IMAGE PAINT and IMAGE ERASE allow the image to be 'painted' in foreground and background colour respectively using the cursor. PAINT state is entered and copies of the current brush are deposited each time the cursor is moved until END is given (or ABANDON, which undoes any painting). The shape and size of the brush is controlled by the IMAGE BRUSH CIRCLE/RECTANGLE commands.

IMAGE SPECKLE CLEAR and IMAGE SPECKLE FILL search the region for speckles of foreground or background colour respectively, smaller than a given size, and remove them by painting with background and foreground colour respectively.

When searching for speckles, or constructing a region with REGION IMAGE, pixels may be taken as connecting if the touch by their sides (IMAGE CONNECT SIDE, the default), or also diagonally (IMAGE CONNECT DIAGONAL).

IMAGE BURN_IN allows any data currently displayed on the screen to be 'burned into' the raster image. This operation affects just the screen area, and the image must be displayed with one screen pixel to one image pixel at the time (the command ZOOM 1 IMAGE facilitates this). Any pixels displaying a colour other than the image background are written into the image in the foreground colour.

IMAGE RECOVER allows the effect of the last image editing command to be undone, restoring the image to its previous state.

In order to point accurately to image pixels, without having to zoom in on the main image, the DRAW IMAGE command may be used to draw the image into the annotation display (3 or 4, if available), and pointing in this display will then track the LITES2 cursor. A cursor may be displayed in the annotation display also using DISPLAY CURSOR.

IMAGE REGISTRATION

LITES2 allows an IFF file map to be registered on the screen with a raster image when the two are not in exactly the same coordinate space. One or more images, and an IFF map, are specified and read in as normal. It is advisable that the pixel size and the origin of the images is set so as to make the data line up as well as possible before performing the registration. Once in READY state, the command IMAGE SETUP should be given, and LITES2 will enter SETUP state and prompt for the position of the NW corner point of the IFF file to be digitised on the screen.
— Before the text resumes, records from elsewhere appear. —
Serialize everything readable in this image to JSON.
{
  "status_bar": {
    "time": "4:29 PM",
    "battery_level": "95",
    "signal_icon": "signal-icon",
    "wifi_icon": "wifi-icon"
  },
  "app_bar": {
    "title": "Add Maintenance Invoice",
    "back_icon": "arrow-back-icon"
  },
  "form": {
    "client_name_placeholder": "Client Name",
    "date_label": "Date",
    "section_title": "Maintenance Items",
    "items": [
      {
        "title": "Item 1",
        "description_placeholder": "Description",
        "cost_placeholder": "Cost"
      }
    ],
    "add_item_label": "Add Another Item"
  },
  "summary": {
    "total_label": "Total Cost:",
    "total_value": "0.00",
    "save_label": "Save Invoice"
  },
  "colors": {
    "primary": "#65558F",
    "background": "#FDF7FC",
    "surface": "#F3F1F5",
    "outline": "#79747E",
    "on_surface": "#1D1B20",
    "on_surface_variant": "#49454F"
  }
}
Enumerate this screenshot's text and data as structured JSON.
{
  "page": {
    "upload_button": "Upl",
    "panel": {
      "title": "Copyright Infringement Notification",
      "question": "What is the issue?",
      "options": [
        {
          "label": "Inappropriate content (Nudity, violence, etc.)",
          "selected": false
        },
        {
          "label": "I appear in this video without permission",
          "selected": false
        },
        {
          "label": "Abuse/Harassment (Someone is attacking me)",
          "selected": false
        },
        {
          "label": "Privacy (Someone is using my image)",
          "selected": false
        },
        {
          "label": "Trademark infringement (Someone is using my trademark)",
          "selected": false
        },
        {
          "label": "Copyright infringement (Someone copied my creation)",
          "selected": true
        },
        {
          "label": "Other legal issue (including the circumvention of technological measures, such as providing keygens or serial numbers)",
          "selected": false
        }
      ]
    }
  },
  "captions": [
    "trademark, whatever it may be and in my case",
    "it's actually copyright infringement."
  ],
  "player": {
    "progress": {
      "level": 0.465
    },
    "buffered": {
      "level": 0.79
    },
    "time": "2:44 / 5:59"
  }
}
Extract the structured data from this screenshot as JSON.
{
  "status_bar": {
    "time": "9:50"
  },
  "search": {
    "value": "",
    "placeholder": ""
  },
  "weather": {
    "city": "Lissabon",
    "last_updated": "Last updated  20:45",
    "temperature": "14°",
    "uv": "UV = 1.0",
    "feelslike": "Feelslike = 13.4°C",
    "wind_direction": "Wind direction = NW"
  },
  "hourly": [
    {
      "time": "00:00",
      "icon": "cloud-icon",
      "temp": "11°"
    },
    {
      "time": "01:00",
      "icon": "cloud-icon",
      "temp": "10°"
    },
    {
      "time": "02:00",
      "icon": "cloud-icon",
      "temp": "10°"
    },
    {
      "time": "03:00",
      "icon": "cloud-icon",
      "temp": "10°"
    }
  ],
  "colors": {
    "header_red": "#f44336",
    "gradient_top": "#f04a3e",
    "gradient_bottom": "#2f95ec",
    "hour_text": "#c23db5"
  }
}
WINDOW, DRAW, and ZOOM commands may be given to get the correct area of the raster image on the screen. The cursor should be moved to the position on the image where the NW corner point of the IFF file should be - the command START will digitise the point and move on to the SW corner point. When all 4 corners have been successfully digitised, LITES2 will return to READY state and the next redraw will register the corner points of the IFF file with the image. ABANDON may be used at any time in SETUP state to abort the SETUP and return to default behaviour.

The EXTENDED transformation (see SETUP TRANSFORM) is used for the registration, which means that the 4 corner points will fit exactly to the positions digitised, with the rest of the map being distorted as required.